### TASK TO CARRY OUT
What is needed is an exact copy of every entry below, minus the images.

### RECORDS FOR THIS TASK
▼▼▼

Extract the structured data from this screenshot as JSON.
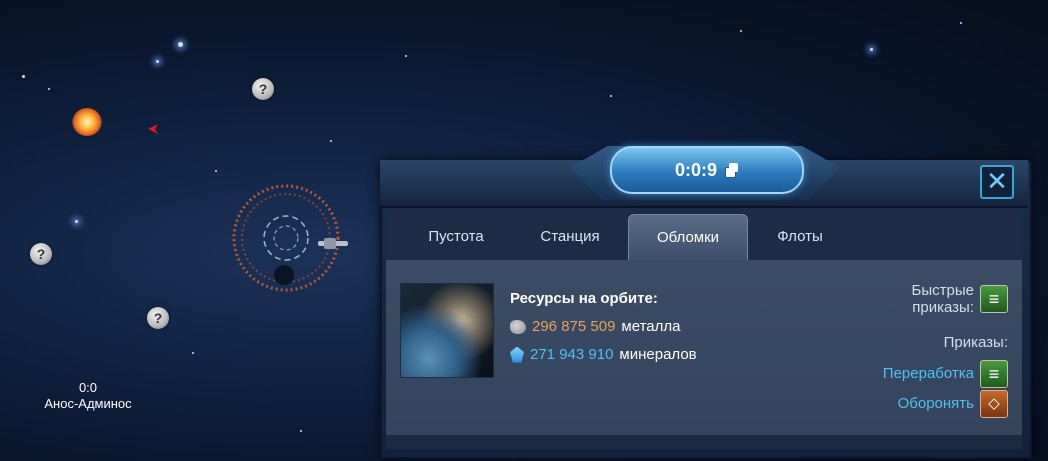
{
  "map": {
    "coords": "0:0",
    "location_name": "Анос-Админос",
    "markers": [
      {
        "icon": "question-mark-icon",
        "glyph": "?"
      },
      {
        "icon": "question-mark-icon",
        "glyph": "?"
      },
      {
        "icon": "question-mark-icon",
        "glyph": "?"
      }
    ]
  },
  "panel": {
    "timer": "0:0:9",
    "close_glyph": "✕",
    "tabs": [
      {
        "label": "Пустота",
        "active": false
      },
      {
        "label": "Станция",
        "active": false
      },
      {
        "label": "Обломки",
        "active": true
      },
      {
        "label": "Флоты",
        "active": false
      }
    ],
    "resources": {
      "title": "Ресурсы на орбите:",
      "metal": {
        "amount": "296 875 509",
        "unit": "металла",
        "color": "#e8a060",
        "icon": "metal-ore-icon"
      },
      "minerals": {
        "amount": "271 943 910",
        "unit": "минералов",
        "color": "#4fc1ef",
        "icon": "mineral-crystal-icon"
      }
    },
    "quick_orders_label": "Быстрые приказы:",
    "orders_label": "Приказы:",
    "orders": [
      {
        "label": "Переработка",
        "icon": "recycle-icon"
      },
      {
        "label": "Оборонять",
        "icon": "defend-shield-icon"
      }
    ]
  },
  "colors": {
    "accent": "#4fc1ef",
    "metal": "#e8a060"
  }
}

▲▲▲

### ANSWER TO THE PROBLEM
Extract the structured data from this screenshot as JSON.
{
  "map": {
    "coords": "0:0",
    "location_name": "Анос-Админос",
    "markers": [
      {
        "icon": "question-mark-icon",
        "glyph": "?"
      },
      {
        "icon": "question-mark-icon",
        "glyph": "?"
      },
      {
        "icon": "question-mark-icon",
        "glyph": "?"
      }
    ]
  },
  "panel": {
    "timer": "0:0:9",
    "close_glyph": "✕",
    "tabs": [
      {
        "label": "Пустота",
        "active": false
      },
      {
        "label": "Станция",
        "active": false
      },
      {
        "label": "Обломки",
        "active": true
      },
      {
        "label": "Флоты",
        "active": false
      }
    ],
    "resources": {
      "title": "Ресурсы на орбите:",
      "metal": {
        "amount": "296 875 509",
        "unit": "металла",
        "color": "#e8a060",
        "icon": "metal-ore-icon"
      },
      "minerals": {
        "amount": "271 943 910",
        "unit": "минералов",
        "color": "#4fc1ef",
        "icon": "mineral-crystal-icon"
      }
    },
    "quick_orders_label": "Быстрые приказы:",
    "orders_label": "Приказы:",
    "orders": [
      {
        "label": "Переработка",
        "icon": "recycle-icon"
      },
      {
        "label": "Оборонять",
        "icon": "defend-shield-icon"
      }
    ]
  },
  "colors": {
    "accent": "#4fc1ef",
    "metal": "#e8a060"
  }
}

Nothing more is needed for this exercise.